*WHAT THE TASK REQUIRES*:
Copy only what runs from the line containing "Transcribe this image's" through the end of the material below, line for line, with both ends included.

*DATASET ENTRIES*:
-=-=-

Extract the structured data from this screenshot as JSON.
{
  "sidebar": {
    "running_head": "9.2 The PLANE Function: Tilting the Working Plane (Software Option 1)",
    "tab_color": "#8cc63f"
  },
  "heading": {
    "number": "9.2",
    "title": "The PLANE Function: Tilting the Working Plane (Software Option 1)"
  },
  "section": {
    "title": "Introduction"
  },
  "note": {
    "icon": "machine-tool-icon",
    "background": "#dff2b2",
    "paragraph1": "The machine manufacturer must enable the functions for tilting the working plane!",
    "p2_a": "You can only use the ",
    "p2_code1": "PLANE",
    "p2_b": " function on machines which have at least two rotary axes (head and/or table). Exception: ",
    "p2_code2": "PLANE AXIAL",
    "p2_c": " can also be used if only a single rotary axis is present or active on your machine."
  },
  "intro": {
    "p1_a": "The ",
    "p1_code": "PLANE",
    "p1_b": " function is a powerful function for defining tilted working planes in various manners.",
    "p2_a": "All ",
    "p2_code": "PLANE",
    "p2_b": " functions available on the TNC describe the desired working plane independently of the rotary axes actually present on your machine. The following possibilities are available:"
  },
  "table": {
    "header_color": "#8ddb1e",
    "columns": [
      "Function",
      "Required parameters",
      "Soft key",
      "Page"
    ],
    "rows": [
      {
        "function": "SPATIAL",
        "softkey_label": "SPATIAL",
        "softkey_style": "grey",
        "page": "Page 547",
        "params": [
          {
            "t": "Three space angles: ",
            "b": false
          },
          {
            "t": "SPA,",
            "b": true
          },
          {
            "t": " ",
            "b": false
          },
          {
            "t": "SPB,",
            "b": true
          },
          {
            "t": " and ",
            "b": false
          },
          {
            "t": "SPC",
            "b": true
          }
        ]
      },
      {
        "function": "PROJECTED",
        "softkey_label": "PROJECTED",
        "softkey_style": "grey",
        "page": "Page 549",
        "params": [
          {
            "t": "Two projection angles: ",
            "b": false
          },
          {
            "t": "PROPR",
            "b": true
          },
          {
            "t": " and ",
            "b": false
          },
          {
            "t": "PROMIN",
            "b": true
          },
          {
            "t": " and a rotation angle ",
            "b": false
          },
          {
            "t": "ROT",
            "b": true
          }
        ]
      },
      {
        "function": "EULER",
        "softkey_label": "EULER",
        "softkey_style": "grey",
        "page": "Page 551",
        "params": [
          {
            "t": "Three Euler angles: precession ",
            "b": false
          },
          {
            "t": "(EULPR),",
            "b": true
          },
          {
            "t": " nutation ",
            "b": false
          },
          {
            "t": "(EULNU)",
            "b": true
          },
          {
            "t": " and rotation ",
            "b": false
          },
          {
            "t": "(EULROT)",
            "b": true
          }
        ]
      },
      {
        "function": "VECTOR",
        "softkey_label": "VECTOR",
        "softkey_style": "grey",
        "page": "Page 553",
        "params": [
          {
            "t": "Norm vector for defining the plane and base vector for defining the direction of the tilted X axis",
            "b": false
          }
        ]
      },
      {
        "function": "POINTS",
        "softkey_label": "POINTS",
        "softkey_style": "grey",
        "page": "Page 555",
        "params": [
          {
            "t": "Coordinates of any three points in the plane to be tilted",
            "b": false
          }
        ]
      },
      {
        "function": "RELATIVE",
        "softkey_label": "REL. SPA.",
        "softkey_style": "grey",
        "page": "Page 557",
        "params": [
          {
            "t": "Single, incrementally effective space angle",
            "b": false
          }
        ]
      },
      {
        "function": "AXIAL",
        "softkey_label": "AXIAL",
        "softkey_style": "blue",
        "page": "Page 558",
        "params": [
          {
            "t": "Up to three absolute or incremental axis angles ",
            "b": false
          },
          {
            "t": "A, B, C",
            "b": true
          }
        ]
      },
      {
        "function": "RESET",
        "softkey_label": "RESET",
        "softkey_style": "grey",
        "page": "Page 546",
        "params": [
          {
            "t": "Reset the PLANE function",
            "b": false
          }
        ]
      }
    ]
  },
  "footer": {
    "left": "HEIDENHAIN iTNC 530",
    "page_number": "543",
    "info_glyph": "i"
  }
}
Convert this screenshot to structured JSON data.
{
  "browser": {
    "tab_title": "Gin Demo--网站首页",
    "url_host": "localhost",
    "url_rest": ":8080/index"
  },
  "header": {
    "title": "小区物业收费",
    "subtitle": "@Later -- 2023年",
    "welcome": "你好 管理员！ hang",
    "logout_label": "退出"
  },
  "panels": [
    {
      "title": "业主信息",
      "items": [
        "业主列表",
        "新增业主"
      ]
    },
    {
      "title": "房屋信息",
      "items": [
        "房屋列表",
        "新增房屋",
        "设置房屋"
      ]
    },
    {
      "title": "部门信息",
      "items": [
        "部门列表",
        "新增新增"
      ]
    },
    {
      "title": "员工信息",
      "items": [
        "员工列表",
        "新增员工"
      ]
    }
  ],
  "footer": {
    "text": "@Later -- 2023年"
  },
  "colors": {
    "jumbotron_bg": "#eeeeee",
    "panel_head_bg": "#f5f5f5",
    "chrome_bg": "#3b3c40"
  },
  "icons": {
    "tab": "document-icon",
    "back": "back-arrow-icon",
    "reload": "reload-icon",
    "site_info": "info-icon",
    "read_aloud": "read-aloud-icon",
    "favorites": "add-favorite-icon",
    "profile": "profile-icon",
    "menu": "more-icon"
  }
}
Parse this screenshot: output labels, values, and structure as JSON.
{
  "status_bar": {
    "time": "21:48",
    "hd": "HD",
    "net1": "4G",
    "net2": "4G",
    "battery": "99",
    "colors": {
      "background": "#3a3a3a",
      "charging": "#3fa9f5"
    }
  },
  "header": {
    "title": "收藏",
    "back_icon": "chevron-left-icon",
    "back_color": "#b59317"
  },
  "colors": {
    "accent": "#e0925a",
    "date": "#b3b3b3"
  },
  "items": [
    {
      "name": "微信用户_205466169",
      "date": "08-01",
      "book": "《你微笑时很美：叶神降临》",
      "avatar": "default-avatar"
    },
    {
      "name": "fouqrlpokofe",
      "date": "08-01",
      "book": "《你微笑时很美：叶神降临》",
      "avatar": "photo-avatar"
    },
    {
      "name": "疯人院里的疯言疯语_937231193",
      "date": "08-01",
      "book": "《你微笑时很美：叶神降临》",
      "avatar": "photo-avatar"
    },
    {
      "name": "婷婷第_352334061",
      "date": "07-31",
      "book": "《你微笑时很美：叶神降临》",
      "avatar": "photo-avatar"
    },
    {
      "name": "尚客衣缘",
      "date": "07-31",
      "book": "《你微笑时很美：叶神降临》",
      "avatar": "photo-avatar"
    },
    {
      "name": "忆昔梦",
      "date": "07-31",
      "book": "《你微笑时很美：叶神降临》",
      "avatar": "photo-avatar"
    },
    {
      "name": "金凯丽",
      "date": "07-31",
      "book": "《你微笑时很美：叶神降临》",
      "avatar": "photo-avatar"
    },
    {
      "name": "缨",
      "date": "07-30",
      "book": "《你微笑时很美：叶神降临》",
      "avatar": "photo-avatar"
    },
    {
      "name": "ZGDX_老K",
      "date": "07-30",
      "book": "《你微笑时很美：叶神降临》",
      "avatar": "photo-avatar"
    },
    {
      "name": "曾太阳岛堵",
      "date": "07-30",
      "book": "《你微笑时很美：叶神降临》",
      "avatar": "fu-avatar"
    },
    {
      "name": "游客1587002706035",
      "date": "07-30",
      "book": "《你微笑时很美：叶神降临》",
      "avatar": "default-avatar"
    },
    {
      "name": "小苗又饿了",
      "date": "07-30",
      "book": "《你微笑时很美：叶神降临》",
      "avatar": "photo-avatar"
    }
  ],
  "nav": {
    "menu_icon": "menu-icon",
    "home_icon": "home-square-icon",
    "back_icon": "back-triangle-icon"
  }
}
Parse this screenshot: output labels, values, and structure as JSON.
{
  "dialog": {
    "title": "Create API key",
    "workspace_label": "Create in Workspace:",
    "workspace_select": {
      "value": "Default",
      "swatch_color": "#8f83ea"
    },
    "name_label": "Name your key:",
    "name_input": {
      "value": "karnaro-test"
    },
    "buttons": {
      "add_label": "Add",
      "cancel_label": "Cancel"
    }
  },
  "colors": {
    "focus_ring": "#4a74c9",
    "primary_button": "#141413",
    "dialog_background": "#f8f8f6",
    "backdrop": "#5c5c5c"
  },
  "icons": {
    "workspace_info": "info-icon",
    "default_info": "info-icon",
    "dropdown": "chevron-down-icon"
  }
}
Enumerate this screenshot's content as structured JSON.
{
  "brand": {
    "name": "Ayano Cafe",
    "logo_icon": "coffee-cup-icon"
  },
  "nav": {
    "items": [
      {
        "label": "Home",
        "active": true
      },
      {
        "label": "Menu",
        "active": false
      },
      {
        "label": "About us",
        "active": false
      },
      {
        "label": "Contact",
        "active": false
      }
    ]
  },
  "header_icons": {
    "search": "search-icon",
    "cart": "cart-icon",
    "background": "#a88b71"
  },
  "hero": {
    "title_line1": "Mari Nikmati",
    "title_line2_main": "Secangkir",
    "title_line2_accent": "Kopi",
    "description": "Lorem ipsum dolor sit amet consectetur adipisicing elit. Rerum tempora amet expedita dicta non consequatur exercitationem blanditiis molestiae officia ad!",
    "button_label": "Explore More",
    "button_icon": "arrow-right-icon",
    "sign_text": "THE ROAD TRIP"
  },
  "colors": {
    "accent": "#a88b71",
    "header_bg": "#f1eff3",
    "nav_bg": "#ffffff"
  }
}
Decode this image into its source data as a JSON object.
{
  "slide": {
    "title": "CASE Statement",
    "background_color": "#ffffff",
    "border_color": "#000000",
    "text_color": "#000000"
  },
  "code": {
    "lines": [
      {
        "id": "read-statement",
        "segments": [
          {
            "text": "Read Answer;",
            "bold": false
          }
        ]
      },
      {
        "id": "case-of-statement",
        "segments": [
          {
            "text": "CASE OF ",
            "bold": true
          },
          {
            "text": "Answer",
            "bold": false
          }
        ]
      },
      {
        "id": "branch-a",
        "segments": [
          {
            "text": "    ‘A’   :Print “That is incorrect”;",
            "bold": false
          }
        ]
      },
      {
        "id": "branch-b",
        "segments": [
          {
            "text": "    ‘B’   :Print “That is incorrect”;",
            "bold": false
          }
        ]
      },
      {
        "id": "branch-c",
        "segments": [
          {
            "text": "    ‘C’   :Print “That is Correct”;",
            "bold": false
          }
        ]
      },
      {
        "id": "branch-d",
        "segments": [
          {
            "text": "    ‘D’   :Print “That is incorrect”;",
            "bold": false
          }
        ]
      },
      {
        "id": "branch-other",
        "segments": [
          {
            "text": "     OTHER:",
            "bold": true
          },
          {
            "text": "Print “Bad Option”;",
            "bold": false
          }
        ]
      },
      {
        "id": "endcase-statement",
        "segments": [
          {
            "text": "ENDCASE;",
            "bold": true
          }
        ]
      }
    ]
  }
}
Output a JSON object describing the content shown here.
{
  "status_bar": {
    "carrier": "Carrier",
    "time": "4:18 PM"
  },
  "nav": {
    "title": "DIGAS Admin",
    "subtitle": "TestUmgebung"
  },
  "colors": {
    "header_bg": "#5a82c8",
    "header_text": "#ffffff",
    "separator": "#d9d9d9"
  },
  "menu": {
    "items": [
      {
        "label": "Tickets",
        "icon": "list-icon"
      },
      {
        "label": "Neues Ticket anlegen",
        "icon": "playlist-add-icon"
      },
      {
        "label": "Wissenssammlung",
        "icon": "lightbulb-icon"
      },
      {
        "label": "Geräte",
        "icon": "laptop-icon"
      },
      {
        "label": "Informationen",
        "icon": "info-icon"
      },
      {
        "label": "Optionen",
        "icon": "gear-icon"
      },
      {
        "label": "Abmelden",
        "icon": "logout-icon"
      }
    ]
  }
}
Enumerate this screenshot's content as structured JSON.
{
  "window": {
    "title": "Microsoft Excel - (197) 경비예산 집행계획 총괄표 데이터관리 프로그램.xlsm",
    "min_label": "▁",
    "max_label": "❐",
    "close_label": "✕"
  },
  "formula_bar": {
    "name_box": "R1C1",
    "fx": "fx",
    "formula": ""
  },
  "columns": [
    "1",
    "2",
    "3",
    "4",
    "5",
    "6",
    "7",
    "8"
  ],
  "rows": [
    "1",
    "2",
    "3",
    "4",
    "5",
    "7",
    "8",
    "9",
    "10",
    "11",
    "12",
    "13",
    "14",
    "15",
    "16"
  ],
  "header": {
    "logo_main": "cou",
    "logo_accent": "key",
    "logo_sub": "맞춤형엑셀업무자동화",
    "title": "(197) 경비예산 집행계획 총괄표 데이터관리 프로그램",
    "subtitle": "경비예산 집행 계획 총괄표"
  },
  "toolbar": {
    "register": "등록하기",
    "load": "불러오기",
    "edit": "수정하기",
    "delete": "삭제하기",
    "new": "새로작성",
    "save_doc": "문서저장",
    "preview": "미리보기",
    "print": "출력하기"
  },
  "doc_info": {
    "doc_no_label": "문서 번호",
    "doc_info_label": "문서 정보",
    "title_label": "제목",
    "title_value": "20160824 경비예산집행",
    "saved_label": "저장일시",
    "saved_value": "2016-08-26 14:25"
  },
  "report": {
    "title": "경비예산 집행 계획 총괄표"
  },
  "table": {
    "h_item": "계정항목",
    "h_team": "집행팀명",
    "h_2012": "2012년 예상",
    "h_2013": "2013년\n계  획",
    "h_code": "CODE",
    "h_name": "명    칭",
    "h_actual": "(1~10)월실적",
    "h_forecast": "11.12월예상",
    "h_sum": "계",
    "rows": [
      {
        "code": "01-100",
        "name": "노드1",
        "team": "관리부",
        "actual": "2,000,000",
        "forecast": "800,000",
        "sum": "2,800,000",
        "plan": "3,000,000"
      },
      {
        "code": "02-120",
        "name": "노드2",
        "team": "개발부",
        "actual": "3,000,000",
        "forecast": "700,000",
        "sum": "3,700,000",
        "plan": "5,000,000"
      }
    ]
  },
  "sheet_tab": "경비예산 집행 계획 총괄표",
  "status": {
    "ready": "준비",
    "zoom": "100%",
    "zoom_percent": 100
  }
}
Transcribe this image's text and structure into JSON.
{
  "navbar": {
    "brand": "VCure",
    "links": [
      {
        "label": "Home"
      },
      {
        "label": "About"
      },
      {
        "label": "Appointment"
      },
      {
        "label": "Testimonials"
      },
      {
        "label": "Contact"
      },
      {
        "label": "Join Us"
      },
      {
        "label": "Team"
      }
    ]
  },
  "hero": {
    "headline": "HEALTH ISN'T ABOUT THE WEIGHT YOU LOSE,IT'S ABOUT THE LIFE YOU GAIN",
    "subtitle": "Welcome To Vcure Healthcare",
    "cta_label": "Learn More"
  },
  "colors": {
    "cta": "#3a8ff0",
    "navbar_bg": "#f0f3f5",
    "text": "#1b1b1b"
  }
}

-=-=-

*EXERCISE RESULT*:
Transcribe this image's text and structure into JSON.
{
  "navbar": {
    "brand": "VCure",
    "links": [
      {
        "label": "Home"
      },
      {
        "label": "About"
      },
      {
        "label": "Appointment"
      },
      {
        "label": "Testimonials"
      },
      {
        "label": "Contact"
      },
      {
        "label": "Join Us"
      },
      {
        "label": "Team"
      }
    ]
  },
  "hero": {
    "headline": "HEALTH ISN'T ABOUT THE WEIGHT YOU LOSE,IT'S ABOUT THE LIFE YOU GAIN",
    "subtitle": "Welcome To Vcure Healthcare",
    "cta_label": "Learn More"
  },
  "colors": {
    "cta": "#3a8ff0",
    "navbar_bg": "#f0f3f5",
    "text": "#1b1b1b"
  }
}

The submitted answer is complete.